As part of this, Keith Willett, de facto commander of NHS England’s EU exit strategy, told providers they will “shortly” be asked to start collecting data about how they are coping with the impact of Brexit.

No doubt, for trusts already pressed by day-to-day running, this will be met with joy.

In other news, HSJ has warned of a Spanish nurse exodus due to a little known Spanish regulatory law. 

Spanish nationals currently accrue points from their work in Britain that can later be used on Spain’s public health job exchange. But, under a no-deal Brexit, NHS experience will no longer be recognised in Spain, prompting a number of Spanish nurses to reconsider their options.

One nurse, now working for NHS Digital, said Spanish nurses would no longer choose to work in the UK after Brexit and those who currently do would leave.

DHSC said it would “seek to put in place arrangements to ensure that nursing qualifications and experience gained within the NHS are recognised in EU member states in the same way that they are in other countries”.

However, with one trust warning that it is about to lose all its Spanish theatre staff over this issue, the department may have left it rather late.

Two trusts, one chair

Two major London acute providers are going to share a chair for at least the next two years.

Sir Hugh Taylor, currently sitting at the head of the illustrious boardroom table at Guy’s and St Thomas’ Foundation Trust, is to chair King’s College Hospital FT as well on an interim basis.

It is an unprecedented move for trusts of this size and importance. Sir Hugh is taking on a trust with a somewhat challenging financial position – it anticipates a year-end deficit north of £140m – and some performance issues too.

He is clear in his ambitions for the two providers. First, he will “stabilise and improve financial and operation performance”. Then, he will build “collaborative working and decision making between [the] trusts”.
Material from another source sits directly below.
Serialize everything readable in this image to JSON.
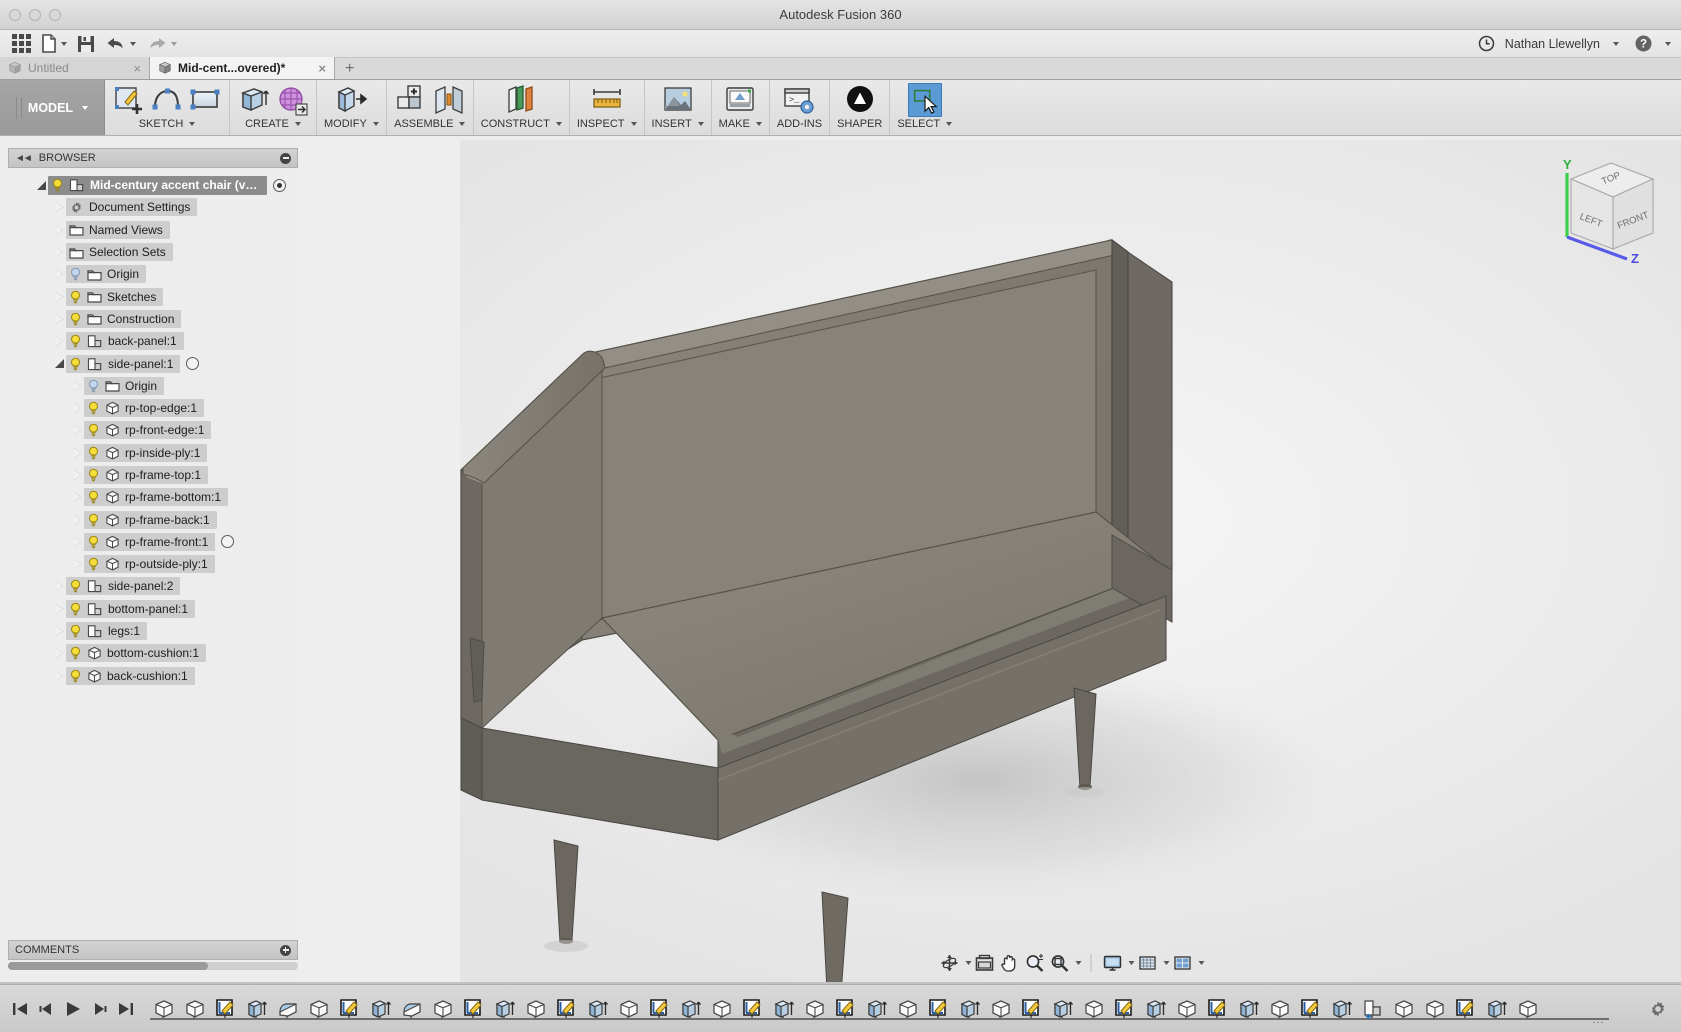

This is the first clear effort to integrate the two providers since an abortive 2012 attempt to merge them, with South London and the Maudsley, into a super-provider turning over what would now be more than £2bn.

Sir Hugh said work to bring the two trusts closer together will not require a merger. Instead, he said he wants Guy’s and King’s to remain as two organisations “but, increasingly, two organisations with one voice”.